Task details
Reproduce each line from the records that holds "selected".

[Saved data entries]

□ □ □ □ □

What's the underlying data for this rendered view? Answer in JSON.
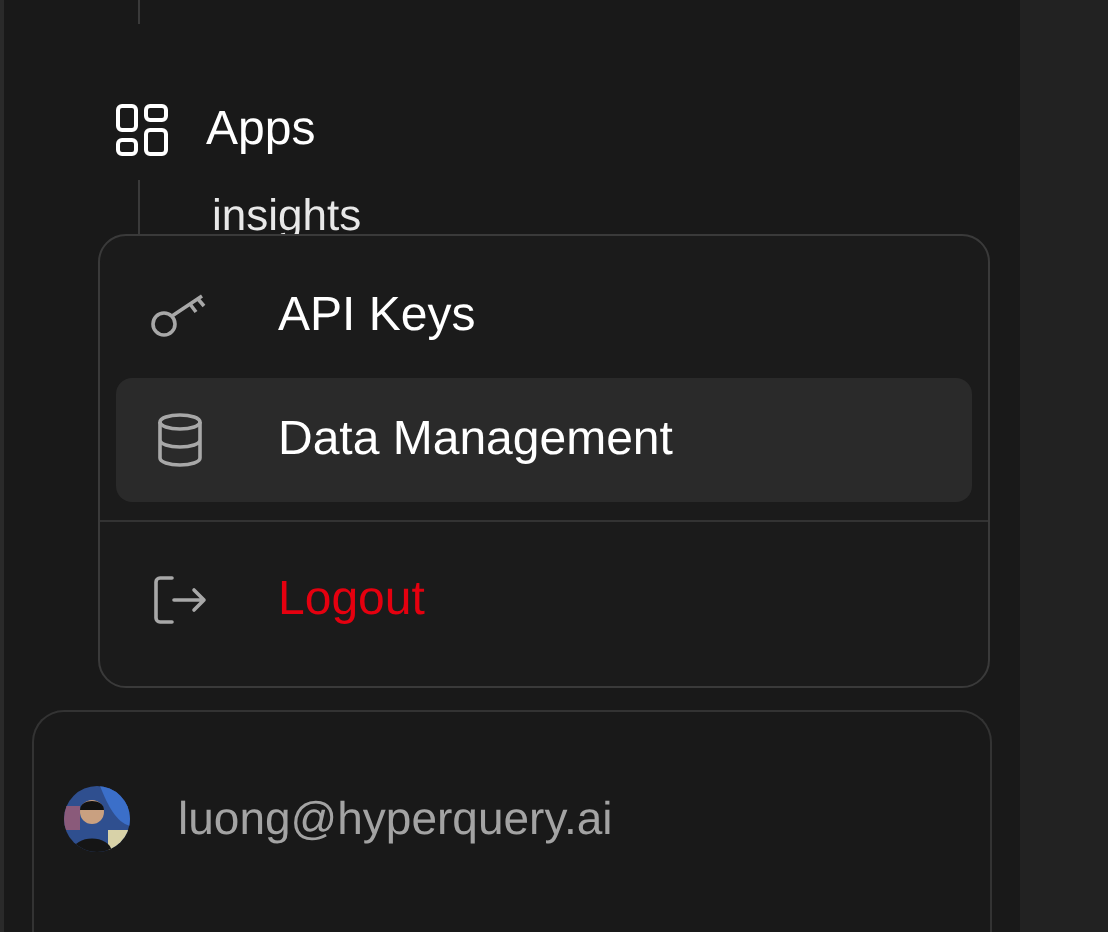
{
  "nav": {
    "items": [
      {
        "label": "Apps",
        "kind": "section"
      },
      {
        "label": "insights",
        "kind": "child"
      }
    ]
  },
  "menu": {
    "items": [
      {
        "label": "API Keys",
        "kind": "normal",
        "selected": false
      },
      {
        "label": "Data Management",
        "kind": "normal",
        "selected": true
      },
      {
        "label": "Logout",
        "kind": "danger",
        "selected": false
      }
    ]
  },
  "user": {
    "email": "luong@hyperquery.ai"
  }
}
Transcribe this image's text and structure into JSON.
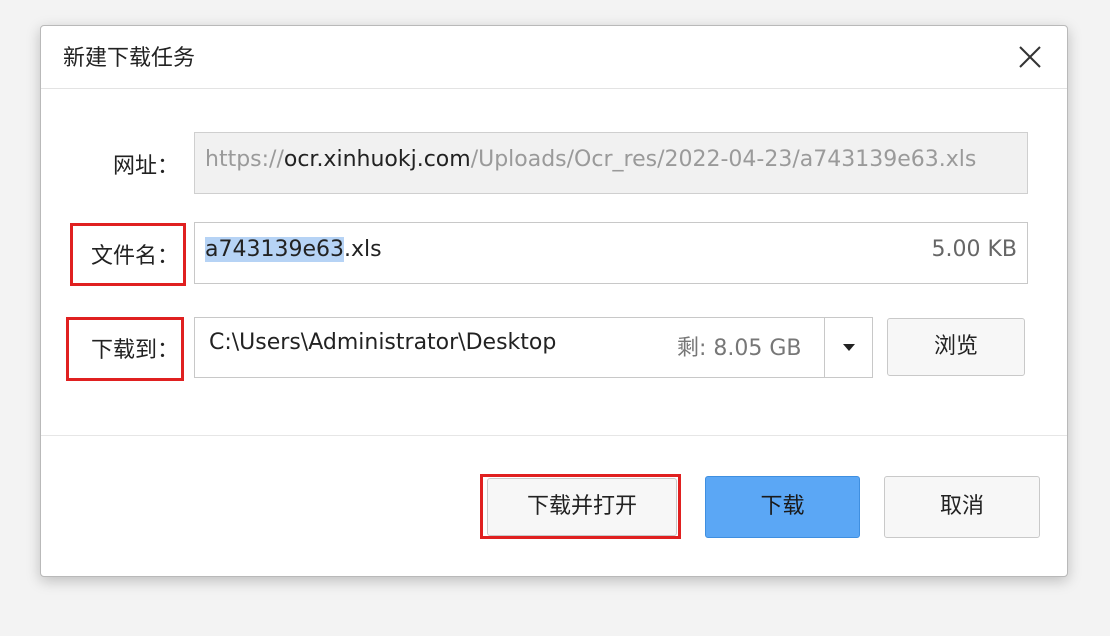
{
  "dialog": {
    "title": "新建下载任务",
    "close_icon": "close-icon"
  },
  "url_row": {
    "label": "网址：",
    "prefix": "https://",
    "host": "ocr.xinhuokj.com",
    "path": "/Uploads/Ocr_res/2022-04-23/a743139e63.xls"
  },
  "filename_row": {
    "label": "文件名：",
    "selected": "a743139e63",
    "extension": ".xls",
    "size": "5.00 KB"
  },
  "saveto_row": {
    "label": "下载到：",
    "path": "C:\\Users\\Administrator\\Desktop",
    "free_space": "剩: 8.05 GB",
    "dropdown_icon": "caret-down-icon",
    "browse_label": "浏览"
  },
  "actions": {
    "download_open_label": "下载并打开",
    "download_label": "下载",
    "cancel_label": "取消"
  },
  "colors": {
    "highlight": "#e02020",
    "primary": "#5ba7f5",
    "selection": "#b6d3f5"
  }
}
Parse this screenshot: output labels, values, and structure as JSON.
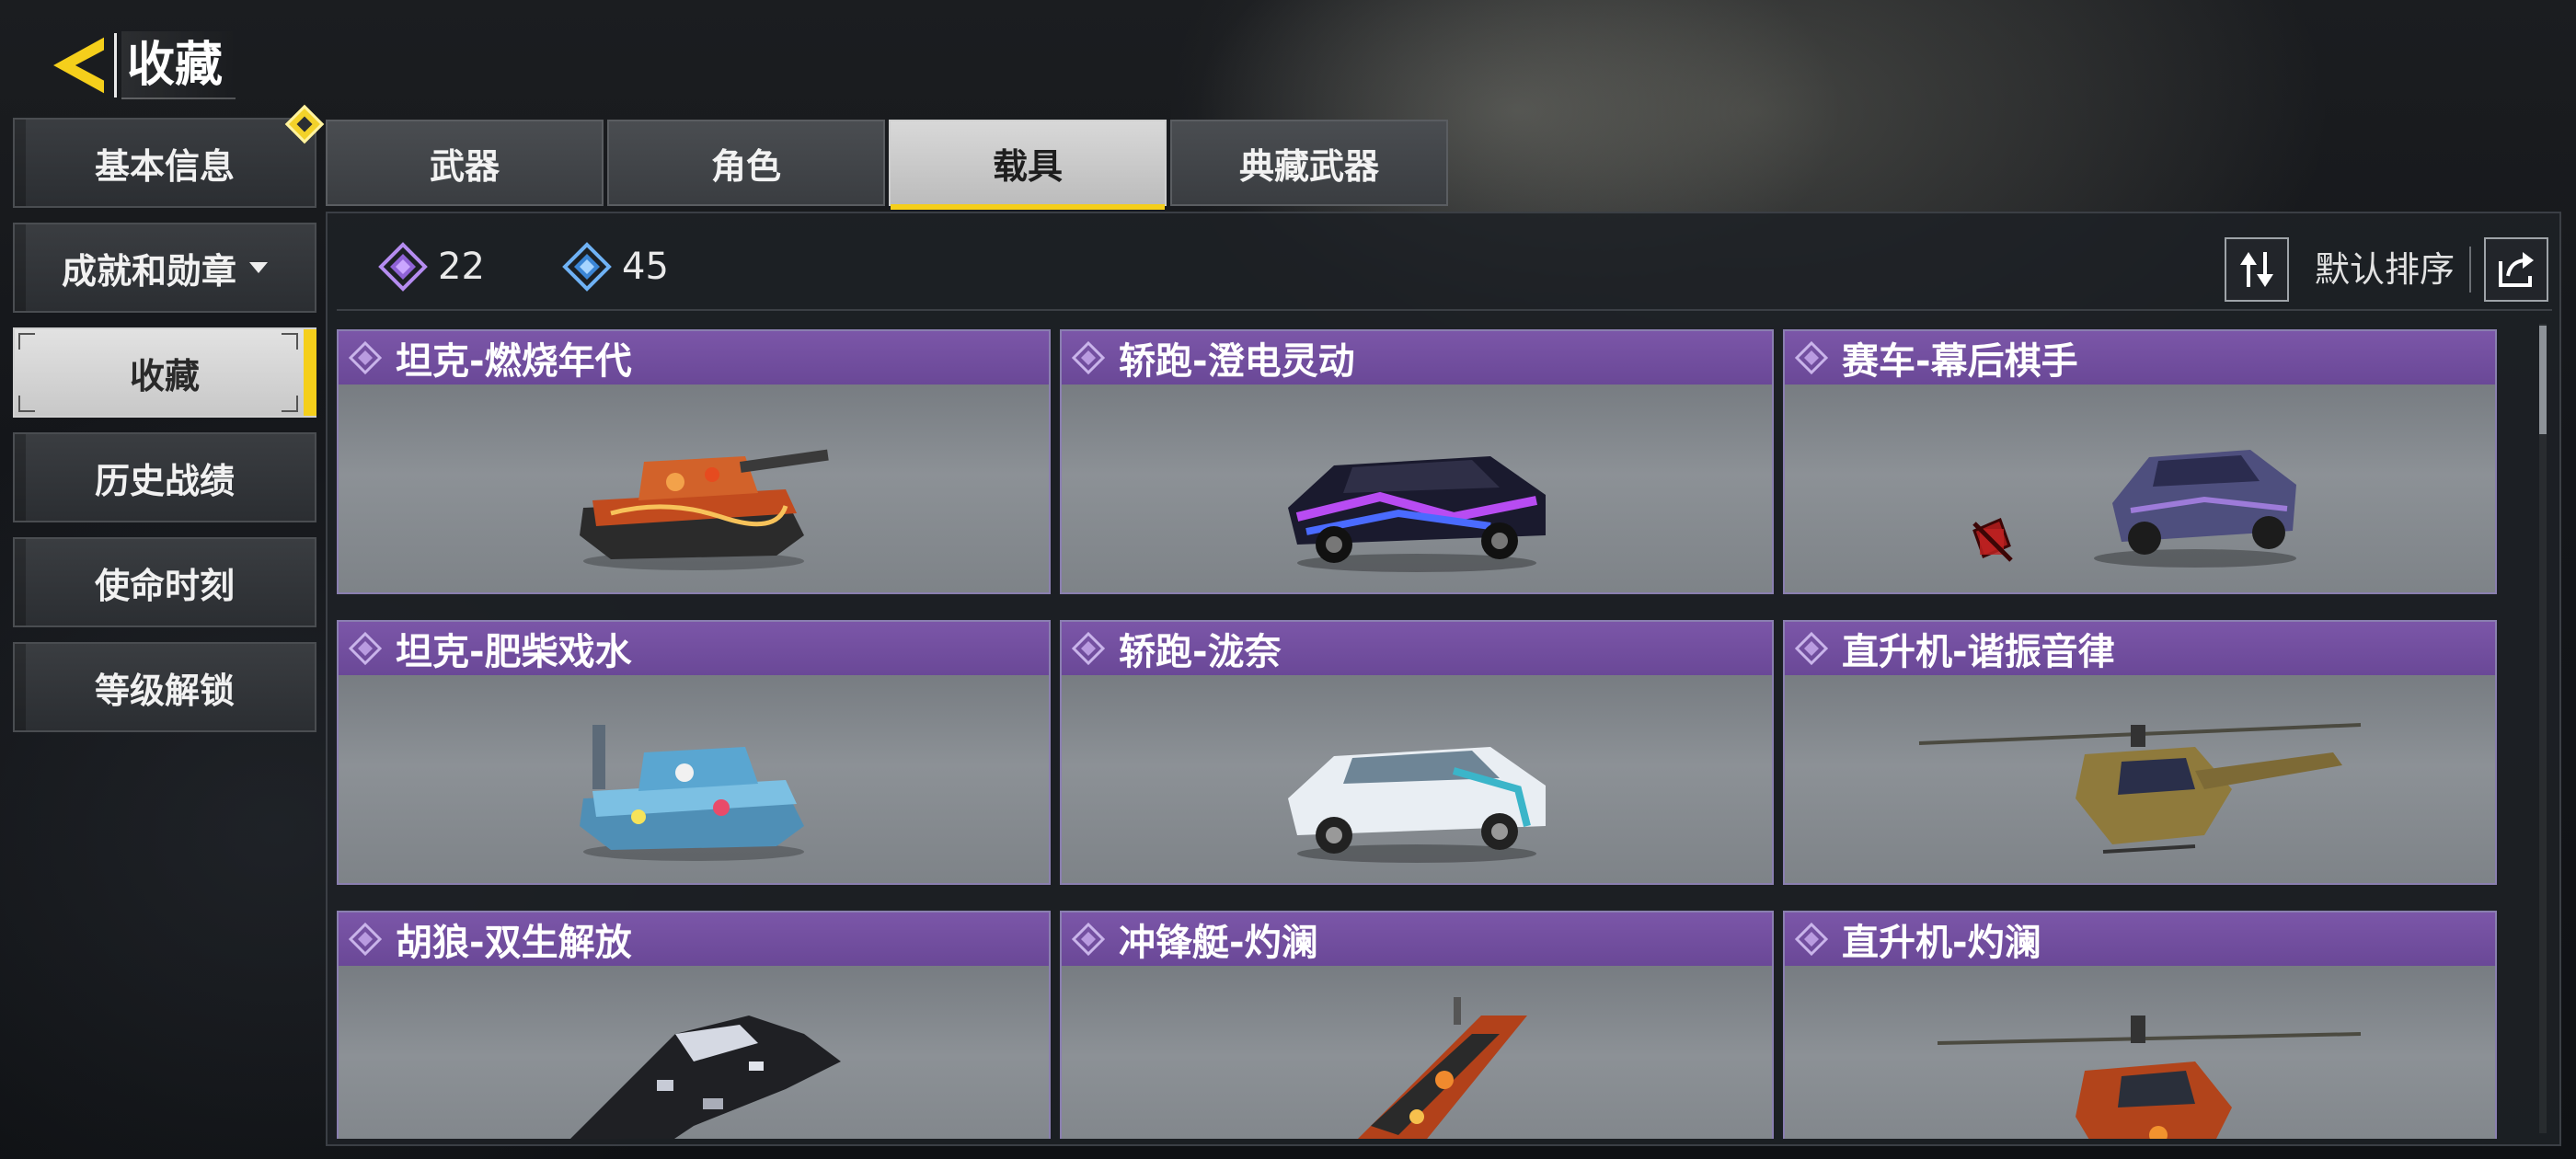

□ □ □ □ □

Exercise response
        "selected": false
        "selected": true
        "selected": false
    "selected": "a743139e63",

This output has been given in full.